» **DATA SHOWN**
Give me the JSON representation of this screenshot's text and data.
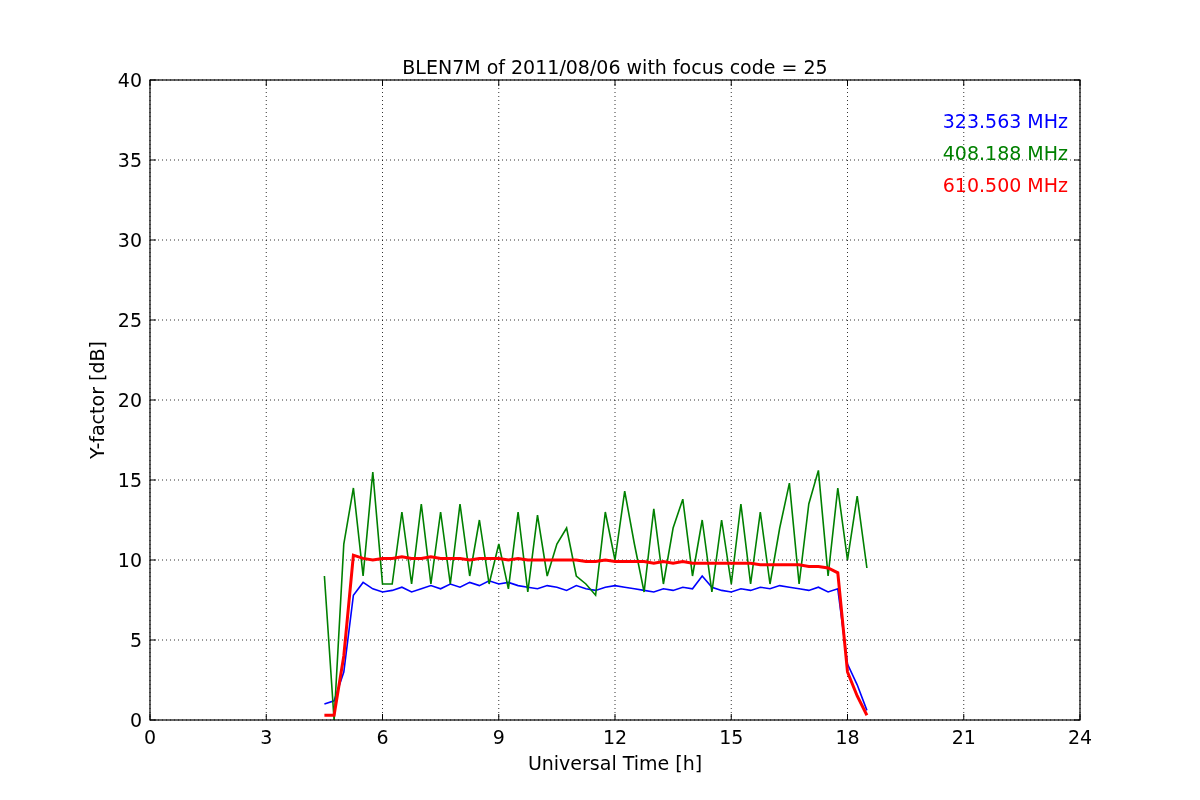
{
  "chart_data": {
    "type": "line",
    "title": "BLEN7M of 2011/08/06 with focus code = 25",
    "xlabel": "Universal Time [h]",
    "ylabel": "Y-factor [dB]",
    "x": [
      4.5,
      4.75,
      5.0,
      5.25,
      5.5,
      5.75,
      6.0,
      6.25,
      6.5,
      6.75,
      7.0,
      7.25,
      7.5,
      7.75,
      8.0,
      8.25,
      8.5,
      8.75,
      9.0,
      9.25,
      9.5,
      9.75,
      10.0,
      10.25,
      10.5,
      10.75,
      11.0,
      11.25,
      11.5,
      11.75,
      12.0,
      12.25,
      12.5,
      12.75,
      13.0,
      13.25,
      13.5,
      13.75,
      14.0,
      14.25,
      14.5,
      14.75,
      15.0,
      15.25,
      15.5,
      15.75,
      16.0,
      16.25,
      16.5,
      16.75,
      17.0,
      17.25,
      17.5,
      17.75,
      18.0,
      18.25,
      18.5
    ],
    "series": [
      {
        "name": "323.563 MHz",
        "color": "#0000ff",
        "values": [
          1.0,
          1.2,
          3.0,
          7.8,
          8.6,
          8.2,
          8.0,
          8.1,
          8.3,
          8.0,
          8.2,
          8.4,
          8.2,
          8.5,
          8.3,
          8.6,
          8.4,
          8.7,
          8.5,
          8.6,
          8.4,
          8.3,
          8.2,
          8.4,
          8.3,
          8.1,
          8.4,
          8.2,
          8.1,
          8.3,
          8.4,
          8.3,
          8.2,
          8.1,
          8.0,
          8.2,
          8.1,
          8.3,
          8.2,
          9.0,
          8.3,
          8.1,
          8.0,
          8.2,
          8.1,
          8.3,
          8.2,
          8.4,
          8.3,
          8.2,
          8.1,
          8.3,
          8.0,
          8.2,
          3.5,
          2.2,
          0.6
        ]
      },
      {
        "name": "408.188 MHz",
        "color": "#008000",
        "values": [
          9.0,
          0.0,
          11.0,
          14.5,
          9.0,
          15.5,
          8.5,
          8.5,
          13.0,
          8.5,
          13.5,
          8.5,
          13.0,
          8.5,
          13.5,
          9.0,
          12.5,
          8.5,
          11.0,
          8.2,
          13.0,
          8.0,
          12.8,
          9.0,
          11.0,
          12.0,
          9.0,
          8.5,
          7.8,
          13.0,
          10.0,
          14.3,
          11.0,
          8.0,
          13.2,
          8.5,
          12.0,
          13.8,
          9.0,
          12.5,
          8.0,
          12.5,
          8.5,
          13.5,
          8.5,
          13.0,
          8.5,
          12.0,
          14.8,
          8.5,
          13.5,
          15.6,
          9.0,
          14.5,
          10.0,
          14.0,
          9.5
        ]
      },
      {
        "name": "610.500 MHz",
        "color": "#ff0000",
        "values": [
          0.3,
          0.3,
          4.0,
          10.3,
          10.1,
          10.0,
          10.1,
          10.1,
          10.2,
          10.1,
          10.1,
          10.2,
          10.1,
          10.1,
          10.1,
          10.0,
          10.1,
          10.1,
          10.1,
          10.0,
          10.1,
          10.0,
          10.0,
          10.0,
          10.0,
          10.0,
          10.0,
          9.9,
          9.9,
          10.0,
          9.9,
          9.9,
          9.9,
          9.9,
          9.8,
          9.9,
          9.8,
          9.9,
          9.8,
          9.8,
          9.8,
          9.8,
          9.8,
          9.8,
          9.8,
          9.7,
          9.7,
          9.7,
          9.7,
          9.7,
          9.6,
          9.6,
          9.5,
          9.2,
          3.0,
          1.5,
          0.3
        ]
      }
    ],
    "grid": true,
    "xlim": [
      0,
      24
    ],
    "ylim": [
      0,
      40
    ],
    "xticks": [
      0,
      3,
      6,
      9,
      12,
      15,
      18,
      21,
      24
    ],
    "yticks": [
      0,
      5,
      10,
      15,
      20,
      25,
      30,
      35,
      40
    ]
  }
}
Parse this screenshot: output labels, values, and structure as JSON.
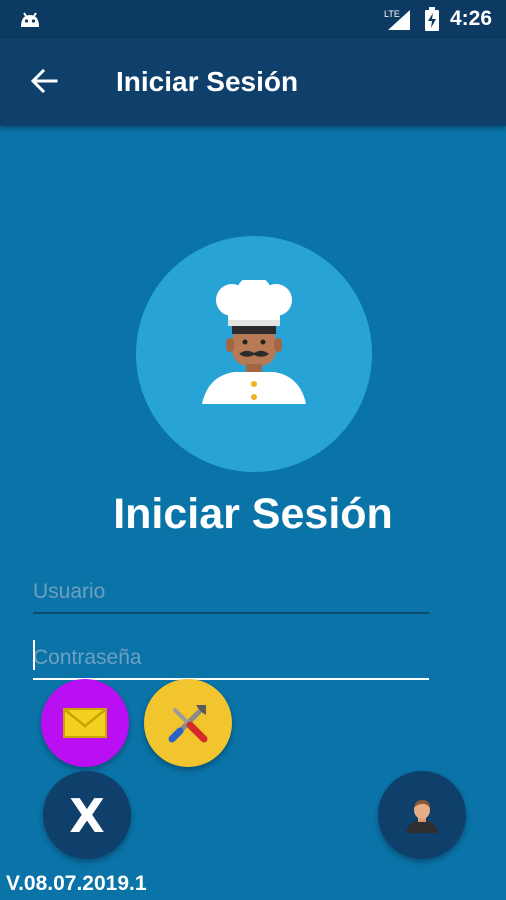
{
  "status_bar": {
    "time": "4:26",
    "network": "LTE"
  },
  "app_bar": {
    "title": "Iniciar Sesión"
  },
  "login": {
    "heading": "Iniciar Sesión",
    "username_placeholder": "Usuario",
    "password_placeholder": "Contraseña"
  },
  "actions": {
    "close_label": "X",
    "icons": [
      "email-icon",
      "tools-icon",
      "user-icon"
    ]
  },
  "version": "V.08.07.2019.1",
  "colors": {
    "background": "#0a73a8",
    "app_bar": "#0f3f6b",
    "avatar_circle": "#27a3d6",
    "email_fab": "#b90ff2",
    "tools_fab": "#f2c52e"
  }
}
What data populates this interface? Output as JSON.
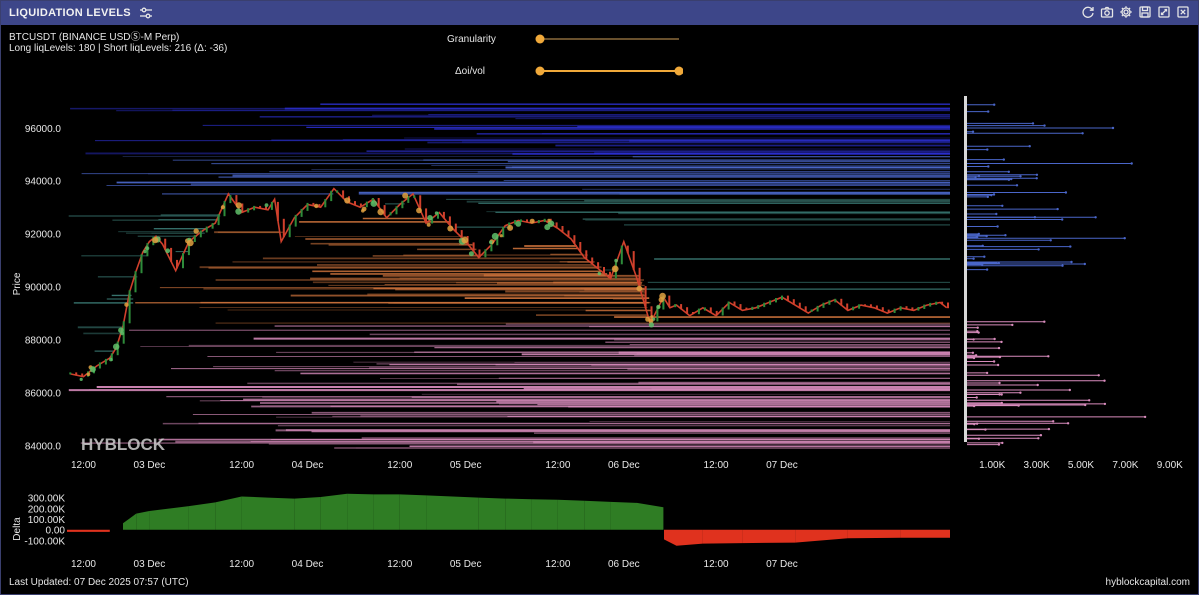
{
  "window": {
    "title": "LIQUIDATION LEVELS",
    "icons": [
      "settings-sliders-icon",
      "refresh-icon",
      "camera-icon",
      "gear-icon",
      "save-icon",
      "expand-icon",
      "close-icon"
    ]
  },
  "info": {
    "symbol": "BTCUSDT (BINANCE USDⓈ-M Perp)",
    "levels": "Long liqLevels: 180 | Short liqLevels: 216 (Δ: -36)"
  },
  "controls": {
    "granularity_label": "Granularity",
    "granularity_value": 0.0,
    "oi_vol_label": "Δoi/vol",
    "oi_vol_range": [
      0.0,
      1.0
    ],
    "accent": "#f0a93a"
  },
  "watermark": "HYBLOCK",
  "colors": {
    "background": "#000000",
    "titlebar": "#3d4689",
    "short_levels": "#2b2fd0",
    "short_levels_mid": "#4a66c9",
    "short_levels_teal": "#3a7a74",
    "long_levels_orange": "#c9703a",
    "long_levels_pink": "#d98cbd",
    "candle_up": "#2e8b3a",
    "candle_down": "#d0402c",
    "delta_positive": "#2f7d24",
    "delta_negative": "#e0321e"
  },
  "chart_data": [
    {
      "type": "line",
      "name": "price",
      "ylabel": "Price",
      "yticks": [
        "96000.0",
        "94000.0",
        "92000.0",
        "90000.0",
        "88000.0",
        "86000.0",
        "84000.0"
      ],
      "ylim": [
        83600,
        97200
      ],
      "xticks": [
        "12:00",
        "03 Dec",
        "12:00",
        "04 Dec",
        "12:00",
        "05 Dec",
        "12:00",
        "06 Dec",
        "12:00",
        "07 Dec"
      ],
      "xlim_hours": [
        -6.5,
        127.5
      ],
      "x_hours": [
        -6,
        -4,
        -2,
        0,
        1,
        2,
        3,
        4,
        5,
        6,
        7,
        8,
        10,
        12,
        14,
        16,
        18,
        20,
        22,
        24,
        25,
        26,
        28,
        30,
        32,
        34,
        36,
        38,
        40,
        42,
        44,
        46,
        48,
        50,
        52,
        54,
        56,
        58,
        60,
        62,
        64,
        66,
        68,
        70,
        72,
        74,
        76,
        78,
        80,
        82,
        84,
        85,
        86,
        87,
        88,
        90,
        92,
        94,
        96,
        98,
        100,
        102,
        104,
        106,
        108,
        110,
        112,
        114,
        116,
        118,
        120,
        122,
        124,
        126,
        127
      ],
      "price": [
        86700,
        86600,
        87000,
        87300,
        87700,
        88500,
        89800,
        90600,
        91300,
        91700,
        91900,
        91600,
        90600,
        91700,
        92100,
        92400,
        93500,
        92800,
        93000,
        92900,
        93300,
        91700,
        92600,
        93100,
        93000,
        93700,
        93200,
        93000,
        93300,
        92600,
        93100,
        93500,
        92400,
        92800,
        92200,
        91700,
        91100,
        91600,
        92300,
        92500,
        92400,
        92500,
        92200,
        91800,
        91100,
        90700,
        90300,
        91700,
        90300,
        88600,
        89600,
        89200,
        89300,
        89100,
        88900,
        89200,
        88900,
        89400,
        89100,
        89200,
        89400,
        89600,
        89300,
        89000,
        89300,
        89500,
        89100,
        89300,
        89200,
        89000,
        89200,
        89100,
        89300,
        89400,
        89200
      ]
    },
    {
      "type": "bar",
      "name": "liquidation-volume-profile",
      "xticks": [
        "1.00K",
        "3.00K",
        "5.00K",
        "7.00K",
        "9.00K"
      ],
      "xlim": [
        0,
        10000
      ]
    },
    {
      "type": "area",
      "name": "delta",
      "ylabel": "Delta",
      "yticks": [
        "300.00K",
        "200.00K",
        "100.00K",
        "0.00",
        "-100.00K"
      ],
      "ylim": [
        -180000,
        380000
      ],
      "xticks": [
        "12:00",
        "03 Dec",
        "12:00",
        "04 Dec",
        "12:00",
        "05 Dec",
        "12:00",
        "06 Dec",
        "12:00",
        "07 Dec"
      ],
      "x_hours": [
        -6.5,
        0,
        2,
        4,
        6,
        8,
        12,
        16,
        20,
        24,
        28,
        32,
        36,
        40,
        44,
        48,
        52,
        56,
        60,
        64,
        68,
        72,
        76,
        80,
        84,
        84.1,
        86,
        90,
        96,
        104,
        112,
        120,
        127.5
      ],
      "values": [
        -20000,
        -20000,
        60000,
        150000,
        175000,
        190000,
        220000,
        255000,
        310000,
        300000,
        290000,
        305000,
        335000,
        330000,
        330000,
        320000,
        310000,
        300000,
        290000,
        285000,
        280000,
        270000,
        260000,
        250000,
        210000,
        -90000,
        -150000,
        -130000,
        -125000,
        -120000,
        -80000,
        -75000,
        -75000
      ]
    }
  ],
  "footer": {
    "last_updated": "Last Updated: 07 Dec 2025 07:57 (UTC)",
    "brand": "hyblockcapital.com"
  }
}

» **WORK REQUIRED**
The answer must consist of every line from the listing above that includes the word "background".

» **THE COMPLETED TASK**
    "background": "#0a73a8",
    "background": "#000000",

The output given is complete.